When you use it, pour boiling water on it, and stir it all the time till it is melted.  Season it with salt to your palate.  A piece as big as a large walnut will make a pint of water very rich; but as to that you are to make it as good as you please; if for soup, fry a French roll and lay it in the middle of the dish, and when the glue is dissolved in the water, given it a boil and pour it into the dish.  If you chuse it for a change, you may boil either rice or barley, vermicelli, celery cut small, or truffles or morels; but let them be very tenderly boiled in the water before you stir in the glue, and then give it a boil altogether.  You may, when you would have it very fine, add forcemeat balls, cocks-combs, or a palate boiled very tender, and cut into little bits; but it will be very rich and good without any of these ingredients.

If for gravy, pour the boiling water on to what quantity you think proper; and when it is dissolved, add what ingredients you please, as in other sauces.  This is only in the room of a rich, good gravy.  You may make your sauce either weak or strong, by adding more or less.

If you would like to see how to make portable soup today, this video has been recommended by one of our readers.

Sources used not already mentioned:

General Advertiser, 10th November 1746, 23rd April 1747 and 30th June 1752;

Gazetteer and New Daily Advertiser, 17th November 1756 and 15th September 1764;

Read’s Weekly Journal, 8th October 1757;

London Evening Post, 8th December 1750;

The Country Journal, Or, the Craftsman, 1750;
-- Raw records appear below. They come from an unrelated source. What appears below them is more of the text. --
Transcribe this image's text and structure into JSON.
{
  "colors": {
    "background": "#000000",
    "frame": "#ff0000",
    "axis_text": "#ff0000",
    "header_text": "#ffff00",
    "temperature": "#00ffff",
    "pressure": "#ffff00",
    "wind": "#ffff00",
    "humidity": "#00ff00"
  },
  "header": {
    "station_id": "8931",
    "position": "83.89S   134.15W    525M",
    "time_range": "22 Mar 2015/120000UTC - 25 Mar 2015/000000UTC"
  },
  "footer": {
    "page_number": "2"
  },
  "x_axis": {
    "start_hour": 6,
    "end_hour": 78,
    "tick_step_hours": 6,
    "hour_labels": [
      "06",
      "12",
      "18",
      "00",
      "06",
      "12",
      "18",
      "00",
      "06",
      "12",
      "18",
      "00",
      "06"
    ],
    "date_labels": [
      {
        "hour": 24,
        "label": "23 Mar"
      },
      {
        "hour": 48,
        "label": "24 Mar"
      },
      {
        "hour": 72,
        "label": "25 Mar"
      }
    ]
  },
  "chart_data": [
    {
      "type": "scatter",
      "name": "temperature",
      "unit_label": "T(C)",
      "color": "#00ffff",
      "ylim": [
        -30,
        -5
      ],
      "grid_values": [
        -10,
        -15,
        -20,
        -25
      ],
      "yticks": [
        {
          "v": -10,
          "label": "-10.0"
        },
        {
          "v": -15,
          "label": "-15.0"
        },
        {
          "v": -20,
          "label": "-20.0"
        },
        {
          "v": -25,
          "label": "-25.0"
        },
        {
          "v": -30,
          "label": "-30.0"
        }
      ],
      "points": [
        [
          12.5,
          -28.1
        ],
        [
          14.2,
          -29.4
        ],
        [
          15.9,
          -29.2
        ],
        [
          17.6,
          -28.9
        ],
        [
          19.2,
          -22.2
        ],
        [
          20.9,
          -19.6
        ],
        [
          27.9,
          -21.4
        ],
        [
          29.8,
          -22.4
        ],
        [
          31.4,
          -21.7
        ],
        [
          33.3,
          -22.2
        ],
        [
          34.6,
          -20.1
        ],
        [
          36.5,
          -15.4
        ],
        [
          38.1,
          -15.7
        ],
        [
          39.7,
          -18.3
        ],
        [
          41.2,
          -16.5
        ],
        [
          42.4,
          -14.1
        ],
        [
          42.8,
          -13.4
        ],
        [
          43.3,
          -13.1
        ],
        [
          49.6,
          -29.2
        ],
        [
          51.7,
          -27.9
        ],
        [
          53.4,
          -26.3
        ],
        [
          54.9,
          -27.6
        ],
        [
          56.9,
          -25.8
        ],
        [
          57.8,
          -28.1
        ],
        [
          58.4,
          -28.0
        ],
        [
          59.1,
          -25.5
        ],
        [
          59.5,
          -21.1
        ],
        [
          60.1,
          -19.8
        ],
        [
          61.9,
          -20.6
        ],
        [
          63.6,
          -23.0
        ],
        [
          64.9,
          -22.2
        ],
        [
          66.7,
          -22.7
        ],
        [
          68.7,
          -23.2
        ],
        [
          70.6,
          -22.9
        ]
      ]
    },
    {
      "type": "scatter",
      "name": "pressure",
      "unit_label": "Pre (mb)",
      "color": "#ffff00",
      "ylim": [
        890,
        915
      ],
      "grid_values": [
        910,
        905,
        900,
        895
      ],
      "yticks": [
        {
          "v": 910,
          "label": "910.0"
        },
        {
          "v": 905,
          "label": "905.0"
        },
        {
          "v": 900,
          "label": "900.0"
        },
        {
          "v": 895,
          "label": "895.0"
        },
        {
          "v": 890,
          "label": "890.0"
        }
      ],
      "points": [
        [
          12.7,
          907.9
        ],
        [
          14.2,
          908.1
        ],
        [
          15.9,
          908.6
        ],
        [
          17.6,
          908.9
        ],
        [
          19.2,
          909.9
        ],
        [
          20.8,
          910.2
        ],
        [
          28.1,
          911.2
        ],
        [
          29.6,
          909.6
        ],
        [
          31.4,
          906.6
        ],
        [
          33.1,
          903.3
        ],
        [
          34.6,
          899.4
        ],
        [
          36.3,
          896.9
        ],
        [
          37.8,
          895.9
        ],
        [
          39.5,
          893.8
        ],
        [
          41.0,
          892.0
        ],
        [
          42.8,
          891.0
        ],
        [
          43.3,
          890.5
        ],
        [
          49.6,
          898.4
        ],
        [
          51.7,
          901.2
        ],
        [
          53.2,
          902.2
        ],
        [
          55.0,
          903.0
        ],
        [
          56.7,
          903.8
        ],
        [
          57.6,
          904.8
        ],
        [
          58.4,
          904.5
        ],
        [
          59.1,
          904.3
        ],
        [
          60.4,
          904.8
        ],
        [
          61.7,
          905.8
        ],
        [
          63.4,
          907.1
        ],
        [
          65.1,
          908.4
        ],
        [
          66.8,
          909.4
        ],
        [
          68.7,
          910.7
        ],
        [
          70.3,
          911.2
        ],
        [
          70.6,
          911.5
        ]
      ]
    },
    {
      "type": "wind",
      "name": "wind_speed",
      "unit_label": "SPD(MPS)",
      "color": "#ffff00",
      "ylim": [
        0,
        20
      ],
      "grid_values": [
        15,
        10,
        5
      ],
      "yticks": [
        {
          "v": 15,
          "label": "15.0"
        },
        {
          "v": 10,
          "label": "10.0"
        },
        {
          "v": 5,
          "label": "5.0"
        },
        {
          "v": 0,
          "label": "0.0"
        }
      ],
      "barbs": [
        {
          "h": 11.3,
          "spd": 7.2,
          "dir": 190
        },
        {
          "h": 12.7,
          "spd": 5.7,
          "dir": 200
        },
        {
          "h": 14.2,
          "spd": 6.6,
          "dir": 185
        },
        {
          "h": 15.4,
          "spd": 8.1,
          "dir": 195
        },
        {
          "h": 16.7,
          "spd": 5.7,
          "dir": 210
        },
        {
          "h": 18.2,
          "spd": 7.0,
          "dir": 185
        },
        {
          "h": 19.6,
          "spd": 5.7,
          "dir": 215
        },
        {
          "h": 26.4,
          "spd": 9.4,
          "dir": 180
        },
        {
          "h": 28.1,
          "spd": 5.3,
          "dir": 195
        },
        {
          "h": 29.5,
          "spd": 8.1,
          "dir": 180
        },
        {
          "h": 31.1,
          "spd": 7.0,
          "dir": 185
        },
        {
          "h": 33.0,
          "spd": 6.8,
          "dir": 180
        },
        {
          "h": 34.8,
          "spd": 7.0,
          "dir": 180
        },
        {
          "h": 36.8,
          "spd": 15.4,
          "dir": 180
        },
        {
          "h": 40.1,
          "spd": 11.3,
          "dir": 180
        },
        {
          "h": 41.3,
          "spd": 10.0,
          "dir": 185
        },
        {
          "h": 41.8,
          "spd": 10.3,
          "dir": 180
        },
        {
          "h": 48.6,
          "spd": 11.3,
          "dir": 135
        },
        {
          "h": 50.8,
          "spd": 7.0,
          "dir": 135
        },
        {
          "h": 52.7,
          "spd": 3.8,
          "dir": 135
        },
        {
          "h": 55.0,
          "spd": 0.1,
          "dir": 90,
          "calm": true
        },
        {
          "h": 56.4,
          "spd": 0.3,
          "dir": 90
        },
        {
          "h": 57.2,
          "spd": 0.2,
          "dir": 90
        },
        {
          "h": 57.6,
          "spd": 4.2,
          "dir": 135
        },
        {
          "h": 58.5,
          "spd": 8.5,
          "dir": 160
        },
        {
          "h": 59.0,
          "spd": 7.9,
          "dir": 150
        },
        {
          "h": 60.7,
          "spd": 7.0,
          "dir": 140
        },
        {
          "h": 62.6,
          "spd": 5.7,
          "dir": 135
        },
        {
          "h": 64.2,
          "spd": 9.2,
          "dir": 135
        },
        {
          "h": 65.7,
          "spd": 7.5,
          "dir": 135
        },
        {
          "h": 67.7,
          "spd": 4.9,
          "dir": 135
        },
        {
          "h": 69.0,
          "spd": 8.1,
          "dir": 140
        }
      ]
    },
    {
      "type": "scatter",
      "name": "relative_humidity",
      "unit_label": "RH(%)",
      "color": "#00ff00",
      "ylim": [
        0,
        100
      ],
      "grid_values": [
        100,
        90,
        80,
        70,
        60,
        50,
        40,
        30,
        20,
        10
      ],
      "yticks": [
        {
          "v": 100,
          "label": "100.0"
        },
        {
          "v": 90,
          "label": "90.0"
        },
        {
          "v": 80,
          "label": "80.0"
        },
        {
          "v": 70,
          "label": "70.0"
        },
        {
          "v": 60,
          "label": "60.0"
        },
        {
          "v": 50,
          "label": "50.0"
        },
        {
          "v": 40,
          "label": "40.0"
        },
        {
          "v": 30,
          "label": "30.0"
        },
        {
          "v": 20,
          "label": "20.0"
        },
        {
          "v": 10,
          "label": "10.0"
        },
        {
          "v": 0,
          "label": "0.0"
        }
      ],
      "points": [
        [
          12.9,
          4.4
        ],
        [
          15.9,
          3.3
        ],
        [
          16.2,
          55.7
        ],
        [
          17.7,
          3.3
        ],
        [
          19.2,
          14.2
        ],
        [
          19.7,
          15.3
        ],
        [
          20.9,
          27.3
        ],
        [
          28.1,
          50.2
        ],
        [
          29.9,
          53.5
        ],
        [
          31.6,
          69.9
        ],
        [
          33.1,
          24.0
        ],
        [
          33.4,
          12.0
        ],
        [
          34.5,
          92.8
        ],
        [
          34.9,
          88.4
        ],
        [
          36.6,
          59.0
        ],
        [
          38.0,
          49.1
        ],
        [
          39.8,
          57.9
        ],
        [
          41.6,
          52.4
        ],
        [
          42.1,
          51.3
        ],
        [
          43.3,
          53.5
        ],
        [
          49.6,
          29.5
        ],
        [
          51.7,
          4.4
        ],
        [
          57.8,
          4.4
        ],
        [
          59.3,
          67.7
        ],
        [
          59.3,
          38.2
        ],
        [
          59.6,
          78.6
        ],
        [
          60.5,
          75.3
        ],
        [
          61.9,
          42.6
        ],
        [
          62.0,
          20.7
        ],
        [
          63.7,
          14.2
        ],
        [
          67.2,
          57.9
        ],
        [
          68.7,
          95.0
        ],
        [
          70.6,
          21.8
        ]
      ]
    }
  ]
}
Feeding Nelson’s Navy: The True Story of Food at Sea in the Georgian Era, Jane Macdonald, 2004;

Reminiscences of Sheffield, R.E. Leader